The story follows the upcoming wedding of stubborn and spirited Tracy Lord (Katharine Hepburn), the magazine reporters sent to cover it (James Stewart and Ruth Hussey), and Tracy's ex-husband C.K. Dexter Haven (Grant), who still harbors strong feelings for her. Lavish parties, romantic entanglements, and striking wisdom about accepting a person's frailty and vulnerabilities help make this film one of the greatest ever made.

Grant, Hepburn, and Stewart are at their very best as the characters bring out fire, passion, and sobering truths about not only themselves but also life. Loving someone is not about adoration but walking side by side as equals.

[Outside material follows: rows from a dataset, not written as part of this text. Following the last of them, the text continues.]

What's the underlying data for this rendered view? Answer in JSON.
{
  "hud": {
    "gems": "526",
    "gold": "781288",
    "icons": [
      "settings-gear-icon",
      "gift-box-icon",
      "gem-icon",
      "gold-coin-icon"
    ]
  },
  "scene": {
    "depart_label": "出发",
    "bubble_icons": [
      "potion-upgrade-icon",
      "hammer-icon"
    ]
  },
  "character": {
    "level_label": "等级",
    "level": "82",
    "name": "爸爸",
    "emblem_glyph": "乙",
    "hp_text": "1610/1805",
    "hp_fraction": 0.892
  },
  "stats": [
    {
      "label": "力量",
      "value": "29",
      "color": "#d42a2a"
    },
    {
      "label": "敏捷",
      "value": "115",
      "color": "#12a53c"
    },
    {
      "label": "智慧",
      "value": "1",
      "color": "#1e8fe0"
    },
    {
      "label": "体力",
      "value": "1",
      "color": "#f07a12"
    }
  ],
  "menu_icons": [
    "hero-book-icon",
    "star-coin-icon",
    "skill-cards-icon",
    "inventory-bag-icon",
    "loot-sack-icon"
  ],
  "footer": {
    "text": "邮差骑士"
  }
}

Such profundity is given a delightful companion in the performances of the talented cast. Just like Dexter's sailboat named after Tracy, The Philadelphia Story is definitely yare. In others words: wonderfully quick in its wittiness.

(Available on DVD, to stream on HBO Max, and to rent on VOD)

1. North by Northwest (1959)

north by northwest
Image Credit: Metro-Goldwyn-Mayer and Warner Brothers Entertainment

One of Alfred Hitchcock's greatest and most iconic films is also the finest in Cary Grant's impressive and illustrious career. The film is an exciting and unnerving story of mistaken identity, espionage, conspiracy, and romance. Grant plays Roger O Thornhill, an average advertising executive.

He is mistaken for another man and thrust into a dangerous world where he must contend with abductions, attempted murder, and false allegations. Along the way, he meets the alluring Eve Kendall (Eva Maria Saint), and sparks quickly fly between them.

North by Northwest is an iconic film for many reasons, including its most famous scenes with a crop-dusting plane and a dramatic escape atop Mount Rushmore. But the film is more than just these two scenes. As a whole, it's thrilling and taut with that particular Hitchcock sense of style, humor, and tension.

It leaves you on the edge of your seat while remaining well-paced and surprising. Grant delivers a paramount performance and is one of his most “Cary Grant-ian.” The characters may often feel lost with every twist and turn. But any fan of Grant knows precisely where to find his most worthwhile film.

(Available on DVD, to stream on HBO Max and Movieland TV, and to rent on VOD)

This article was produced and syndicated by Wealth of Geeks.

Marianne Paluso is a freelance writer and artist and holds a Masters Degree in English and Children’s Literature. Inspired by her favorite films, television, theme parks and all things pop culture, she especially loves Disney, classic films, fairy tales, period dramas, musicals, adventures, mysteries, and a good rom-com. She joined Wealth of Geeks in 2021, and has also contributed to The Nerd Machine, Catholic News Agency. She writes on her own website, creates art that is sold on Redbubble and Etsy, and also partakes in the occasional Disneybound, cosplay, and YouTube video